Paul contacted someone he knew pretty well, George Morehouse in Bakers Mills, up in the Adirondacks in northwestern Warren County. George was “handy.” Paul asked him to come south and give him a hand felling the airfield trees. Each week, Paul would drive up Route 9 to Bakers Mills (a 2-3 hour trip one way in those days), pick George up and drive him down to Scotia where they would cut for days at a time. George would stay at Paul’s home in Niskayuna. There were no chain saws available, so they a two-man cross-cut saw. “We worked together real smooth,” Paul remembered.
They cut and cut. At one point they got a saw wedged in a tree, and left it there. Many months later, he returned to find it rusted except that portion of the blade within the bole of the tree which was still gleaming steel. Paul passed along this tip – if ever you want a cross-cut blade to remain nice and shiny, keep it in a piece of oak. That blade was a part of Paul’s memorabilia lost when his barn burned years later.
While driving along what would become the runway, Paul would take a certain route back and forth between his tree-cutting job and the county road. One time he decided to take a different route.
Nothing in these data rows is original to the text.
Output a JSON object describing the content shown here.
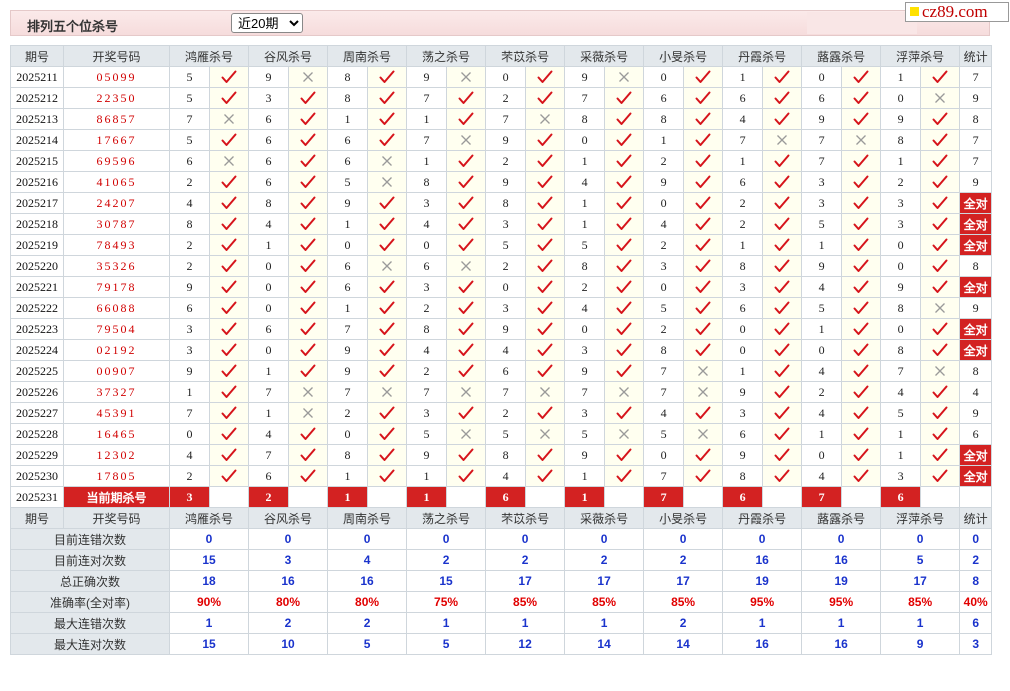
{
  "header": {
    "title": "排列五个位杀号",
    "period_select": "近20期",
    "site_logo": "cz89.com"
  },
  "columns": {
    "period": "期号",
    "draw": "开奖号码",
    "methods": [
      "鸿雁杀号",
      "谷风杀号",
      "周南杀号",
      "荡之杀号",
      "芣苡杀号",
      "采薇杀号",
      "小旻杀号",
      "丹霞杀号",
      "蕗露杀号",
      "浮萍杀号"
    ],
    "stats": "统计"
  },
  "rows": [
    {
      "period": "2025211",
      "draw": "05099",
      "kills": [
        [
          5,
          1
        ],
        [
          9,
          0
        ],
        [
          8,
          1
        ],
        [
          9,
          0
        ],
        [
          0,
          1
        ],
        [
          9,
          0
        ],
        [
          0,
          1
        ],
        [
          1,
          1
        ],
        [
          0,
          1
        ],
        [
          1,
          1
        ]
      ],
      "stat": "7"
    },
    {
      "period": "2025212",
      "draw": "22350",
      "kills": [
        [
          5,
          1
        ],
        [
          3,
          1
        ],
        [
          8,
          1
        ],
        [
          7,
          1
        ],
        [
          2,
          1
        ],
        [
          7,
          1
        ],
        [
          6,
          1
        ],
        [
          6,
          1
        ],
        [
          6,
          1
        ],
        [
          0,
          0
        ]
      ],
      "stat": "9"
    },
    {
      "period": "2025213",
      "draw": "86857",
      "kills": [
        [
          7,
          0
        ],
        [
          6,
          1
        ],
        [
          1,
          1
        ],
        [
          1,
          1
        ],
        [
          7,
          0
        ],
        [
          8,
          1
        ],
        [
          8,
          1
        ],
        [
          4,
          1
        ],
        [
          9,
          1
        ],
        [
          9,
          1
        ]
      ],
      "stat": "8"
    },
    {
      "period": "2025214",
      "draw": "17667",
      "kills": [
        [
          5,
          1
        ],
        [
          6,
          1
        ],
        [
          6,
          1
        ],
        [
          7,
          0
        ],
        [
          9,
          1
        ],
        [
          0,
          1
        ],
        [
          1,
          1
        ],
        [
          7,
          0
        ],
        [
          7,
          0
        ],
        [
          8,
          1
        ]
      ],
      "stat": "7"
    },
    {
      "period": "2025215",
      "draw": "69596",
      "kills": [
        [
          6,
          0
        ],
        [
          6,
          1
        ],
        [
          6,
          0
        ],
        [
          1,
          1
        ],
        [
          2,
          1
        ],
        [
          1,
          1
        ],
        [
          2,
          1
        ],
        [
          1,
          1
        ],
        [
          7,
          1
        ],
        [
          1,
          1
        ]
      ],
      "stat": "7"
    },
    {
      "period": "2025216",
      "draw": "41065",
      "kills": [
        [
          2,
          1
        ],
        [
          6,
          1
        ],
        [
          5,
          0
        ],
        [
          8,
          1
        ],
        [
          9,
          1
        ],
        [
          4,
          1
        ],
        [
          9,
          1
        ],
        [
          6,
          1
        ],
        [
          3,
          1
        ],
        [
          2,
          1
        ]
      ],
      "stat": "9"
    },
    {
      "period": "2025217",
      "draw": "24207",
      "kills": [
        [
          4,
          1
        ],
        [
          8,
          1
        ],
        [
          9,
          1
        ],
        [
          3,
          1
        ],
        [
          8,
          1
        ],
        [
          1,
          1
        ],
        [
          0,
          1
        ],
        [
          2,
          1
        ],
        [
          3,
          1
        ],
        [
          3,
          1
        ]
      ],
      "stat": "全对"
    },
    {
      "period": "2025218",
      "draw": "30787",
      "kills": [
        [
          8,
          1
        ],
        [
          4,
          1
        ],
        [
          1,
          1
        ],
        [
          4,
          1
        ],
        [
          3,
          1
        ],
        [
          1,
          1
        ],
        [
          4,
          1
        ],
        [
          2,
          1
        ],
        [
          5,
          1
        ],
        [
          3,
          1
        ]
      ],
      "stat": "全对"
    },
    {
      "period": "2025219",
      "draw": "78493",
      "kills": [
        [
          2,
          1
        ],
        [
          1,
          1
        ],
        [
          0,
          1
        ],
        [
          0,
          1
        ],
        [
          5,
          1
        ],
        [
          5,
          1
        ],
        [
          2,
          1
        ],
        [
          1,
          1
        ],
        [
          1,
          1
        ],
        [
          0,
          1
        ]
      ],
      "stat": "全对"
    },
    {
      "period": "2025220",
      "draw": "35326",
      "kills": [
        [
          2,
          1
        ],
        [
          0,
          1
        ],
        [
          6,
          0
        ],
        [
          6,
          0
        ],
        [
          2,
          1
        ],
        [
          8,
          1
        ],
        [
          3,
          1
        ],
        [
          8,
          1
        ],
        [
          9,
          1
        ],
        [
          0,
          1
        ]
      ],
      "stat": "8"
    },
    {
      "period": "2025221",
      "draw": "79178",
      "kills": [
        [
          9,
          1
        ],
        [
          0,
          1
        ],
        [
          6,
          1
        ],
        [
          3,
          1
        ],
        [
          0,
          1
        ],
        [
          2,
          1
        ],
        [
          0,
          1
        ],
        [
          3,
          1
        ],
        [
          4,
          1
        ],
        [
          9,
          1
        ]
      ],
      "stat": "全对"
    },
    {
      "period": "2025222",
      "draw": "66088",
      "kills": [
        [
          6,
          1
        ],
        [
          0,
          1
        ],
        [
          1,
          1
        ],
        [
          2,
          1
        ],
        [
          3,
          1
        ],
        [
          4,
          1
        ],
        [
          5,
          1
        ],
        [
          6,
          1
        ],
        [
          5,
          1
        ],
        [
          8,
          0
        ]
      ],
      "stat": "9"
    },
    {
      "period": "2025223",
      "draw": "79504",
      "kills": [
        [
          3,
          1
        ],
        [
          6,
          1
        ],
        [
          7,
          1
        ],
        [
          8,
          1
        ],
        [
          9,
          1
        ],
        [
          0,
          1
        ],
        [
          2,
          1
        ],
        [
          0,
          1
        ],
        [
          1,
          1
        ],
        [
          0,
          1
        ]
      ],
      "stat": "全对"
    },
    {
      "period": "2025224",
      "draw": "02192",
      "kills": [
        [
          3,
          1
        ],
        [
          0,
          1
        ],
        [
          9,
          1
        ],
        [
          4,
          1
        ],
        [
          4,
          1
        ],
        [
          3,
          1
        ],
        [
          8,
          1
        ],
        [
          0,
          1
        ],
        [
          0,
          1
        ],
        [
          8,
          1
        ]
      ],
      "stat": "全对"
    },
    {
      "period": "2025225",
      "draw": "00907",
      "kills": [
        [
          9,
          1
        ],
        [
          1,
          1
        ],
        [
          9,
          1
        ],
        [
          2,
          1
        ],
        [
          6,
          1
        ],
        [
          9,
          1
        ],
        [
          7,
          0
        ],
        [
          1,
          1
        ],
        [
          4,
          1
        ],
        [
          7,
          0
        ]
      ],
      "stat": "8"
    },
    {
      "period": "2025226",
      "draw": "37327",
      "kills": [
        [
          1,
          1
        ],
        [
          7,
          0
        ],
        [
          7,
          0
        ],
        [
          7,
          0
        ],
        [
          7,
          0
        ],
        [
          7,
          0
        ],
        [
          7,
          0
        ],
        [
          9,
          1
        ],
        [
          2,
          1
        ],
        [
          4,
          1
        ]
      ],
      "stat": "4"
    },
    {
      "period": "2025227",
      "draw": "45391",
      "kills": [
        [
          7,
          1
        ],
        [
          1,
          0
        ],
        [
          2,
          1
        ],
        [
          3,
          1
        ],
        [
          2,
          1
        ],
        [
          3,
          1
        ],
        [
          4,
          1
        ],
        [
          3,
          1
        ],
        [
          4,
          1
        ],
        [
          5,
          1
        ]
      ],
      "stat": "9"
    },
    {
      "period": "2025228",
      "draw": "16465",
      "kills": [
        [
          0,
          1
        ],
        [
          4,
          1
        ],
        [
          0,
          1
        ],
        [
          5,
          0
        ],
        [
          5,
          0
        ],
        [
          5,
          0
        ],
        [
          5,
          0
        ],
        [
          6,
          1
        ],
        [
          1,
          1
        ],
        [
          1,
          1
        ]
      ],
      "stat": "6"
    },
    {
      "period": "2025229",
      "draw": "12302",
      "kills": [
        [
          4,
          1
        ],
        [
          7,
          1
        ],
        [
          8,
          1
        ],
        [
          9,
          1
        ],
        [
          8,
          1
        ],
        [
          9,
          1
        ],
        [
          0,
          1
        ],
        [
          9,
          1
        ],
        [
          0,
          1
        ],
        [
          1,
          1
        ]
      ],
      "stat": "全对"
    },
    {
      "period": "2025230",
      "draw": "17805",
      "kills": [
        [
          2,
          1
        ],
        [
          6,
          1
        ],
        [
          1,
          1
        ],
        [
          1,
          1
        ],
        [
          4,
          1
        ],
        [
          1,
          1
        ],
        [
          7,
          1
        ],
        [
          8,
          1
        ],
        [
          4,
          1
        ],
        [
          3,
          1
        ]
      ],
      "stat": "全对"
    }
  ],
  "current": {
    "period": "2025231",
    "label": "当前期杀号",
    "kills": [
      "3",
      "2",
      "1",
      "1",
      "6",
      "1",
      "7",
      "6",
      "7",
      "6"
    ]
  },
  "summary": [
    {
      "label": "目前连错次数",
      "values": [
        "0",
        "0",
        "0",
        "0",
        "0",
        "0",
        "0",
        "0",
        "0",
        "0",
        "0"
      ]
    },
    {
      "label": "目前连对次数",
      "values": [
        "15",
        "3",
        "4",
        "2",
        "2",
        "2",
        "2",
        "16",
        "16",
        "5",
        "2"
      ]
    },
    {
      "label": "总正确次数",
      "values": [
        "18",
        "16",
        "16",
        "15",
        "17",
        "17",
        "17",
        "19",
        "19",
        "17",
        "8"
      ]
    },
    {
      "label": "准确率(全对率)",
      "values": [
        "90%",
        "80%",
        "80%",
        "75%",
        "85%",
        "85%",
        "85%",
        "95%",
        "95%",
        "85%",
        "40%"
      ]
    },
    {
      "label": "最大连错次数",
      "values": [
        "1",
        "2",
        "2",
        "1",
        "1",
        "1",
        "2",
        "1",
        "1",
        "1",
        "6"
      ]
    },
    {
      "label": "最大连对次数",
      "values": [
        "15",
        "10",
        "5",
        "5",
        "12",
        "14",
        "14",
        "16",
        "16",
        "9",
        "3"
      ]
    }
  ],
  "colors": {
    "check": "#d6141b",
    "cross": "#9a9a9a",
    "red_bg": "#d32222",
    "stat_blue": "#1a33cc",
    "accuracy_red": "#e10000",
    "header_bg": "#e3e8ec"
  }
}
That decision was a fortunate one for at that very moment a fixed wing military aircraft came down and landed right in the strip Paul would typically drive along.
The plane landed at a high rate of speed and headed straight for a big pile of dirt. It hit the soft dirt and tipped tail up and nose down. Paul quickly drove over to the plane.
“Two fellas with cuts and bruises cursing a blue streak got out,” Paul said. Their plane was loaded up with ammunition headed for England for the war effort, the men said. With such an important cargo, the two were worried that they would be “run out of this man’s army” and “had missed their big chance.” They were cursing and swearing and Paul never forgot the episode.
One Friday afternoon after cutting trees George said “Paul, I have to get home.” Paul offered to let him stay overnight and drive him home the next day.
“I’ve got to get home today,” George told him. “Dead tired,” Paul drove George to Bakers Mills and then drove himself back to Schenectady County. Back in Scotia, Paul was so tired that he didn’t notice the railroad tracks just ahead of him. He put on the brakes just before a train roared past.
So that’s one of the ways Paul Schaefer, wilderness advocate, guide, and home builder, got by. By selling some of the wood from the airport job as lumber and firewood, and helping to turn the little airfield in Scotia, into a military facility.
Photos, from above: Paul Schaefer shouldering an axe photographer unknown; Paul Schaefer, front, with John Apperson in 1947 courtesy Howard Zahniser; and Paul Schaefer standing outside his home and the archive of the Association for the Protection of the Adirondacks in 1963 courtesy the Schenectady Gazette.